● **Brief**
The entries below are to be repeated exactly, and their pictures left out.
Data records START
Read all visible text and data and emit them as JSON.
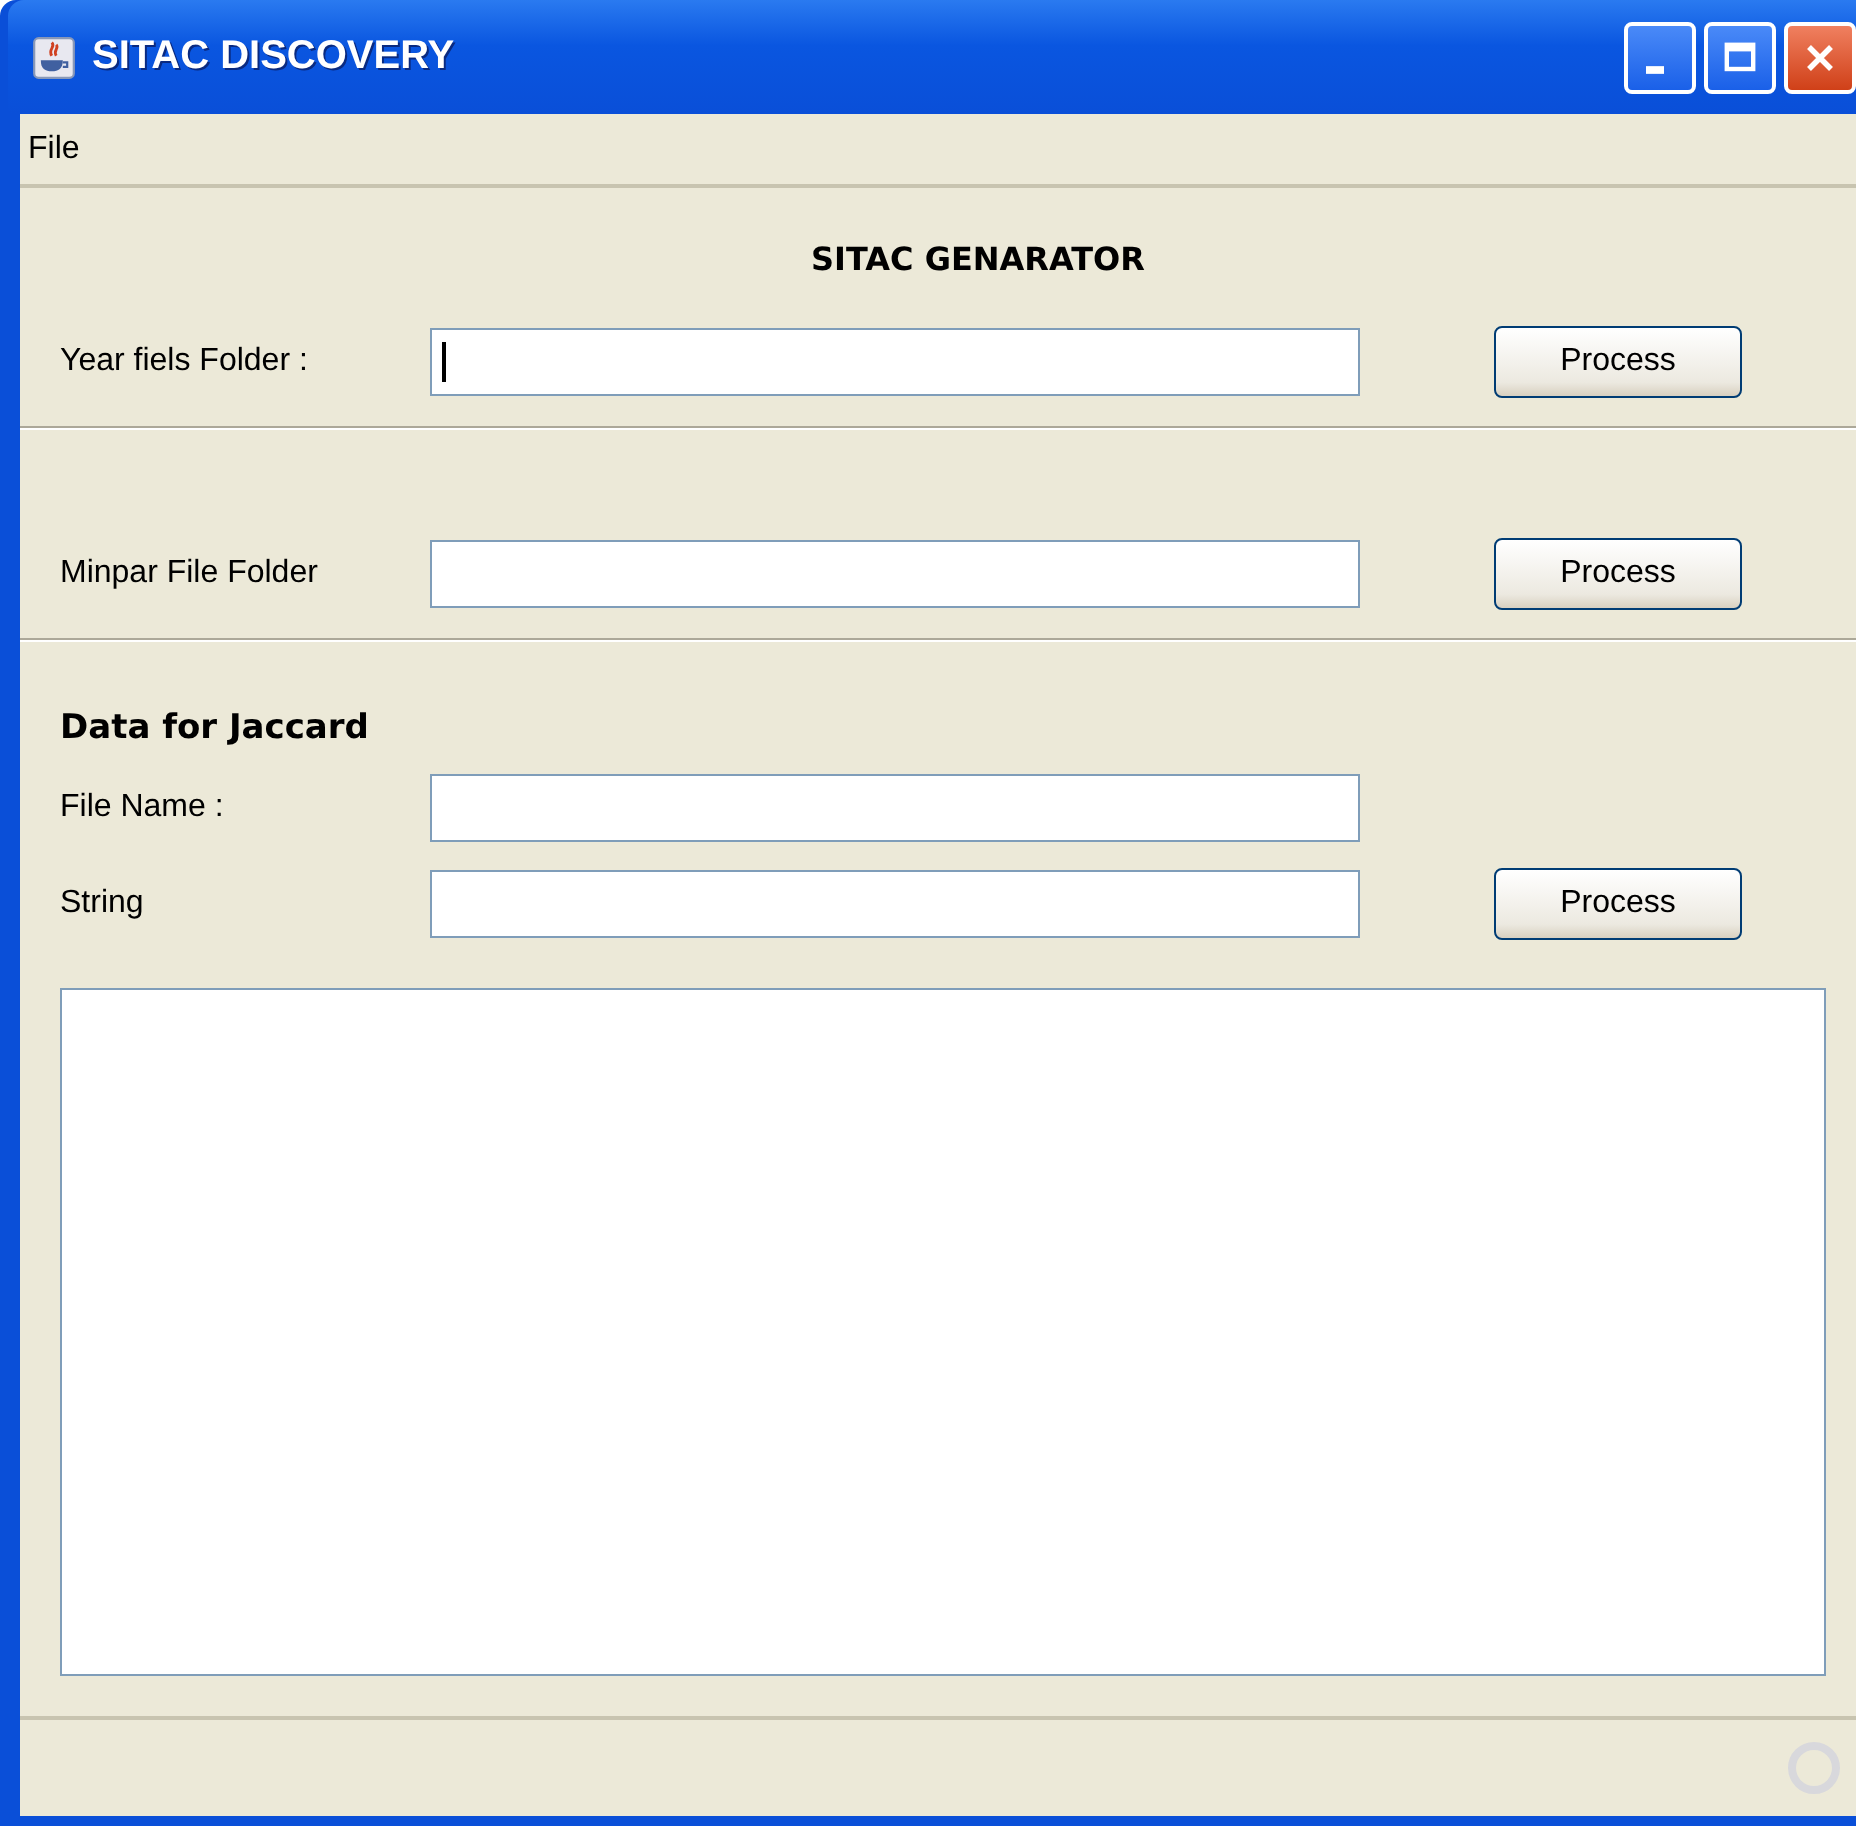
{
  "window": {
    "title": "SITAC DISCOVERY"
  },
  "menu": [
    {
      "label": "File"
    }
  ],
  "heading": "SITAC GENARATOR",
  "sections": [
    {
      "kind": "row",
      "label": "Year fiels Folder :",
      "focused": true,
      "button": "Process"
    },
    {
      "kind": "divider"
    },
    {
      "kind": "row",
      "label": "Minpar File Folder",
      "focused": false,
      "button": "Process"
    },
    {
      "kind": "divider"
    },
    {
      "kind": "title",
      "label": "Data for Jaccard"
    },
    {
      "kind": "row",
      "label": "File Name :",
      "focused": false
    },
    {
      "kind": "row",
      "label": "String",
      "focused": false,
      "button": "Process"
    }
  ]
}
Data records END
● **Output of the task**
Read all visible text and data and emit them as JSON.
{
  "window": {
    "title": "SITAC DISCOVERY"
  },
  "menu": [
    {
      "label": "File"
    }
  ],
  "heading": "SITAC GENARATOR",
  "sections": [
    {
      "kind": "row",
      "label": "Year fiels Folder :",
      "focused": true,
      "button": "Process"
    },
    {
      "kind": "divider"
    },
    {
      "kind": "row",
      "label": "Minpar File Folder",
      "focused": false,
      "button": "Process"
    },
    {
      "kind": "divider"
    },
    {
      "kind": "title",
      "label": "Data for Jaccard"
    },
    {
      "kind": "row",
      "label": "File Name :",
      "focused": false
    },
    {
      "kind": "row",
      "label": "String",
      "focused": false,
      "button": "Process"
    }
  ]
}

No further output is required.